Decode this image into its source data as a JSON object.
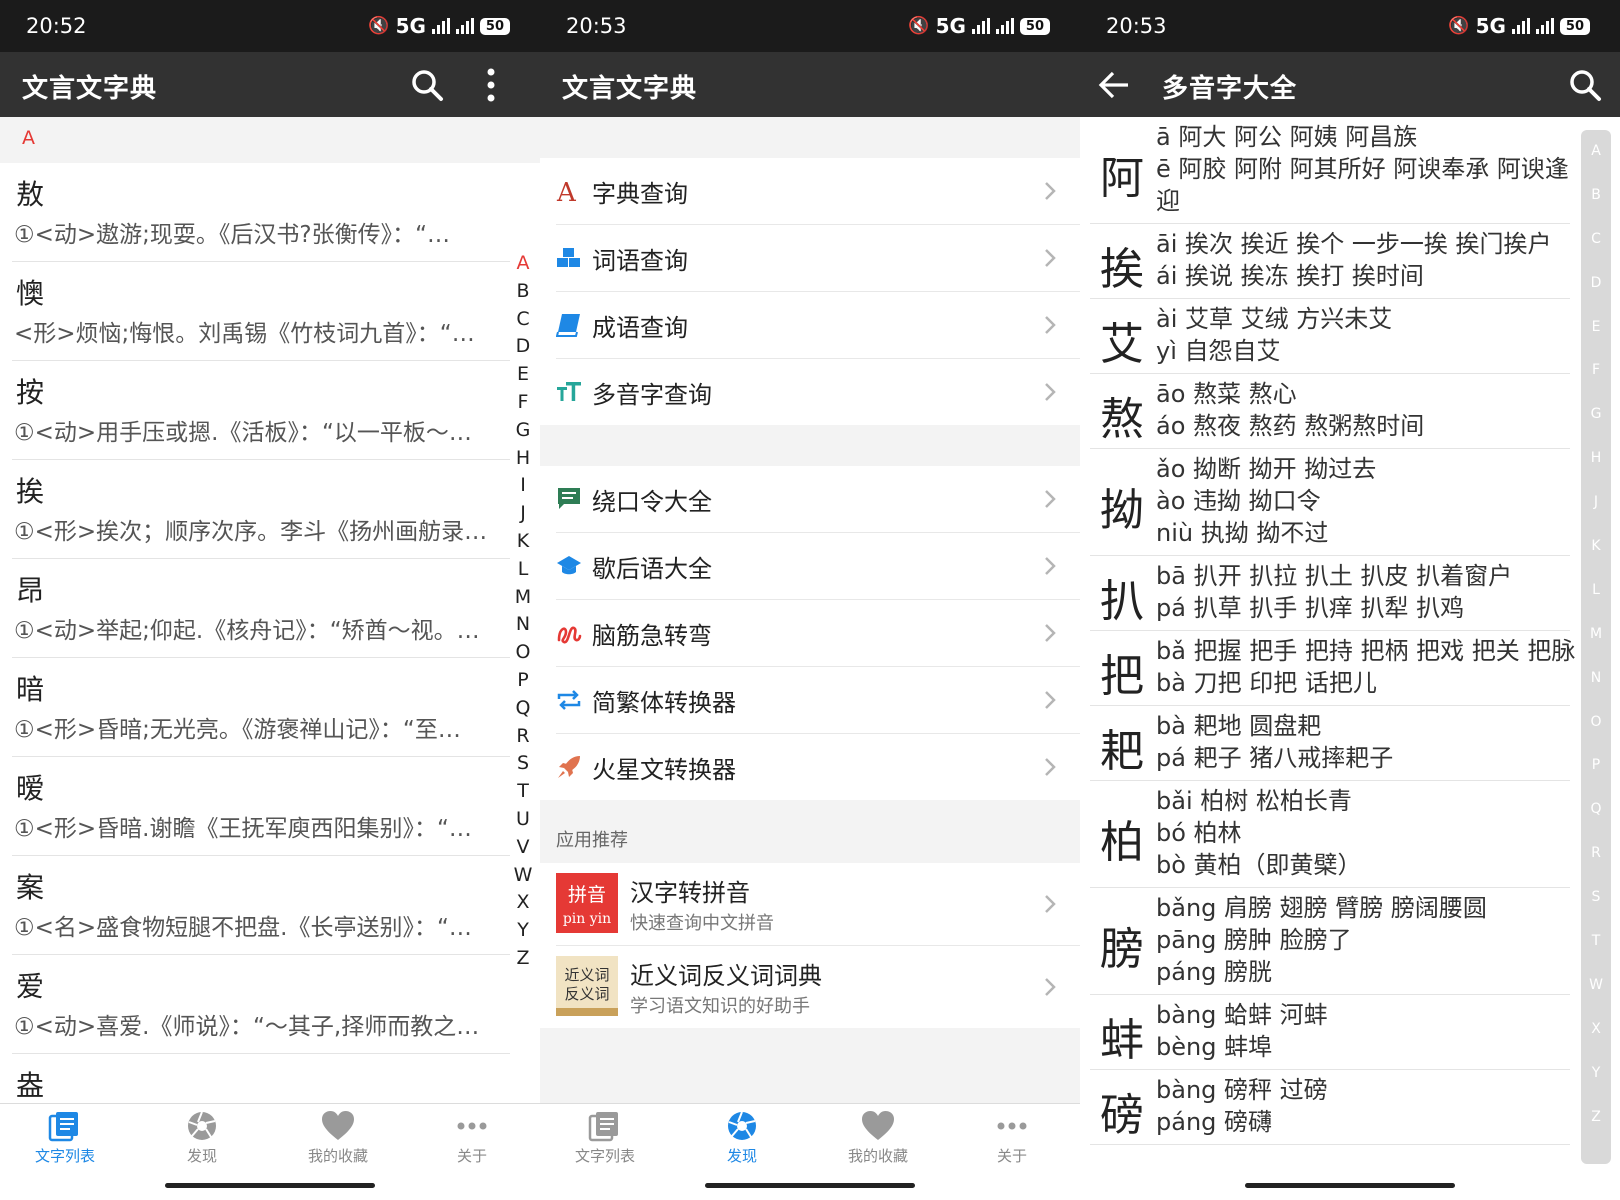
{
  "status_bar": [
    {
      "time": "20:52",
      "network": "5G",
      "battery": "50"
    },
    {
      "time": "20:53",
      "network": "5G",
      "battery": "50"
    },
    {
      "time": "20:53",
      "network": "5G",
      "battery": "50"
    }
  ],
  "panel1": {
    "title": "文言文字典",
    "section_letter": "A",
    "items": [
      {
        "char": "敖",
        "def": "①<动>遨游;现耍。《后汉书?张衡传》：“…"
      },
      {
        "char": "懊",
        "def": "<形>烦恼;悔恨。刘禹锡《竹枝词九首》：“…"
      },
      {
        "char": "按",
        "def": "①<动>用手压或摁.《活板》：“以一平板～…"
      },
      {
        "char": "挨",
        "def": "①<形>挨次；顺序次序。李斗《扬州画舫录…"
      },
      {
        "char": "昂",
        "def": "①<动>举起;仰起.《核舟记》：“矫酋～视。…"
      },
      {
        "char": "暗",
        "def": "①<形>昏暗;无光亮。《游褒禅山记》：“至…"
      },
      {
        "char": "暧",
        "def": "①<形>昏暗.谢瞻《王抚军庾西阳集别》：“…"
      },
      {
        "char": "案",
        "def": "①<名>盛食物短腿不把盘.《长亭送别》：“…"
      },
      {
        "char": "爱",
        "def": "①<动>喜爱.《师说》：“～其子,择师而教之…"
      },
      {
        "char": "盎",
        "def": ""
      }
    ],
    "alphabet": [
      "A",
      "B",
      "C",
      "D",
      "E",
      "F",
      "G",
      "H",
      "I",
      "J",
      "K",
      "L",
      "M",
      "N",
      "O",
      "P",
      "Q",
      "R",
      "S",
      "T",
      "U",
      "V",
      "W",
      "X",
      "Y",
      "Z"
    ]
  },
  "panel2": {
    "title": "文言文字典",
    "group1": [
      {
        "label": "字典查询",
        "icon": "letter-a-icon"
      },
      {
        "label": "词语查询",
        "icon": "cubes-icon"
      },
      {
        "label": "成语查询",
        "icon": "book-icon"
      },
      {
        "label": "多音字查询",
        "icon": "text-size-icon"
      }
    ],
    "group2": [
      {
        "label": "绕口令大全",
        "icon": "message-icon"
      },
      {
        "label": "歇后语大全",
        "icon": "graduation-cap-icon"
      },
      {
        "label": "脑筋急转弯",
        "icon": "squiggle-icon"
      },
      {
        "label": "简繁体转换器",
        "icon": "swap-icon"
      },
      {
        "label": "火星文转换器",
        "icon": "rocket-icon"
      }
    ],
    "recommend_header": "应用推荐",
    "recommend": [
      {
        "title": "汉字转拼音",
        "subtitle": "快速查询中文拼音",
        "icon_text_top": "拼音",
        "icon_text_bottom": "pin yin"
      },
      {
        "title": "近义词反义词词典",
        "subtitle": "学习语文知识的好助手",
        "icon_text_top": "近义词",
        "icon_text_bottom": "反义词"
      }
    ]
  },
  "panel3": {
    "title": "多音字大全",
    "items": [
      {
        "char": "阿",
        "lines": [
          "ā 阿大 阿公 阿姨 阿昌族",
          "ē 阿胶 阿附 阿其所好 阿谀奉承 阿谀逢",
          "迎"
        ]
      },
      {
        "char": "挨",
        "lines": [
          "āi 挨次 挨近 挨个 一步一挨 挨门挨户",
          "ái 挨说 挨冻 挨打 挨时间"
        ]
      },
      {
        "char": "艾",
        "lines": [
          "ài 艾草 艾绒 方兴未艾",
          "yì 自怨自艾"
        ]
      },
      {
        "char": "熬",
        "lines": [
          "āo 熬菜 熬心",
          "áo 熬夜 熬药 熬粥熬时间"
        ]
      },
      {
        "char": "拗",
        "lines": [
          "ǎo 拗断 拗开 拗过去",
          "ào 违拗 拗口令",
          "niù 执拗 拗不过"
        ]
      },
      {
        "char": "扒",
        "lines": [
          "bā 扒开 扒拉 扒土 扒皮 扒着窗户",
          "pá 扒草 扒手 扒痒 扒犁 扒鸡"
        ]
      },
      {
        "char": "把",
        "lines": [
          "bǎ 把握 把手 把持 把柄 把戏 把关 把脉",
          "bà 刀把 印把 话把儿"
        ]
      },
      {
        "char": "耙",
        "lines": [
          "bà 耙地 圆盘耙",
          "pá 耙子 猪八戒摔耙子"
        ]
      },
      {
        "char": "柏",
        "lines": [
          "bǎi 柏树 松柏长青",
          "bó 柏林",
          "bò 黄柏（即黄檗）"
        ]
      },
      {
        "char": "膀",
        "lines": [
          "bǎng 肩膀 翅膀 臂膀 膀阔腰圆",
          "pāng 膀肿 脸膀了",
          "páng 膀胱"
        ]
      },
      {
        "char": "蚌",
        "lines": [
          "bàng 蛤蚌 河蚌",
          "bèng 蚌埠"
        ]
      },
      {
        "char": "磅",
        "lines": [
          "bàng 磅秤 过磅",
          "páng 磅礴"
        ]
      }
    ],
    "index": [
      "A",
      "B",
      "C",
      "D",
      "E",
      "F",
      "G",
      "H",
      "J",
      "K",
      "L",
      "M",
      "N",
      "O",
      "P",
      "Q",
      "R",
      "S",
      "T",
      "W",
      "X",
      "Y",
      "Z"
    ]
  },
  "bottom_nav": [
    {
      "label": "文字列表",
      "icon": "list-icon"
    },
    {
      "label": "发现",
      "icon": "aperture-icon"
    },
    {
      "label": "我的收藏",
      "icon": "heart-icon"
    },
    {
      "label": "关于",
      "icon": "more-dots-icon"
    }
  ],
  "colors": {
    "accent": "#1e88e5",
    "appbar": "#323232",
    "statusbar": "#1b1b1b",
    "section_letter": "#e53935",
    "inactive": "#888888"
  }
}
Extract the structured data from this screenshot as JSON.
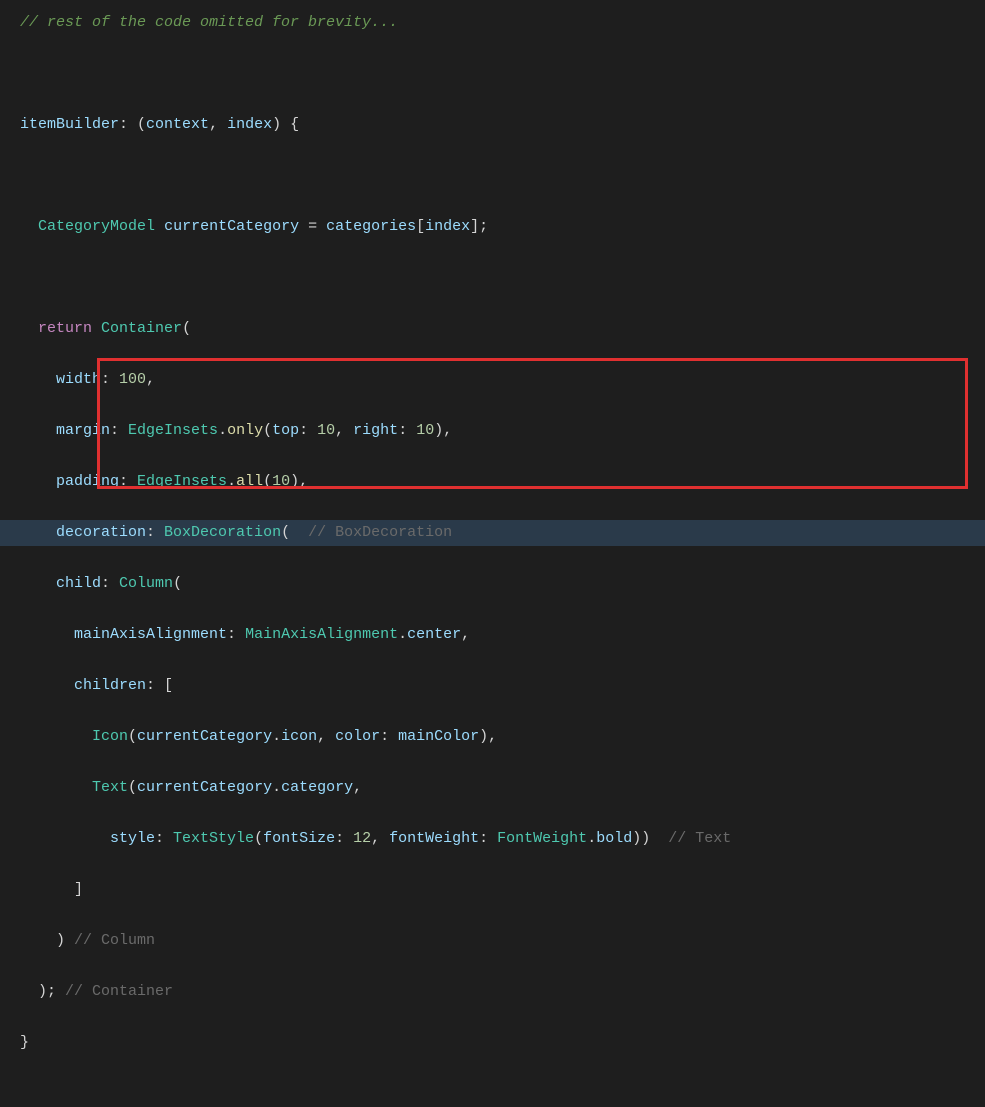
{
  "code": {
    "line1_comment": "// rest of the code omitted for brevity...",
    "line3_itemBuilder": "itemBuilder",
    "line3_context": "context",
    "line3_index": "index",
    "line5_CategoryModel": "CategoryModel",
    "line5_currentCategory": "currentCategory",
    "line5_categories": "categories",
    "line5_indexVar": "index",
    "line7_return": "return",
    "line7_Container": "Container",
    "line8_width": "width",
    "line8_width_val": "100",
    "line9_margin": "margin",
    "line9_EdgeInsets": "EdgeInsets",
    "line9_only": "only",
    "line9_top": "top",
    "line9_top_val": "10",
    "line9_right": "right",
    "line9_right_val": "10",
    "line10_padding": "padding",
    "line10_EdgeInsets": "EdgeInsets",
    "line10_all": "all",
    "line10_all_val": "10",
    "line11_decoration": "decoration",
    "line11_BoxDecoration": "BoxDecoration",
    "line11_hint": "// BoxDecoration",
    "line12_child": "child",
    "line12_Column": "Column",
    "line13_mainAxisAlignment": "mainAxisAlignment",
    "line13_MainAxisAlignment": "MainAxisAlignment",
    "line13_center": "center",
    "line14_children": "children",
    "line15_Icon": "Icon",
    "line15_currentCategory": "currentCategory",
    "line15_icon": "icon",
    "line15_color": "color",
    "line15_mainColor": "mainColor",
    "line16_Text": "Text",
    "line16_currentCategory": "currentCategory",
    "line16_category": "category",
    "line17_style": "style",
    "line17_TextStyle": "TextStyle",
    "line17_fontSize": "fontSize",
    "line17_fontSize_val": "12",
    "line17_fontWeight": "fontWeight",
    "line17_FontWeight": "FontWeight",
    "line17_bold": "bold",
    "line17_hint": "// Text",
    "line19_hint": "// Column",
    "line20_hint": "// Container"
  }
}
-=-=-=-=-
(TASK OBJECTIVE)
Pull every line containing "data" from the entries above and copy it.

(YOUR SOLUTION)
Decode this image into its source data as a JSON object.
Extract the structured data from this screenshot as JSON.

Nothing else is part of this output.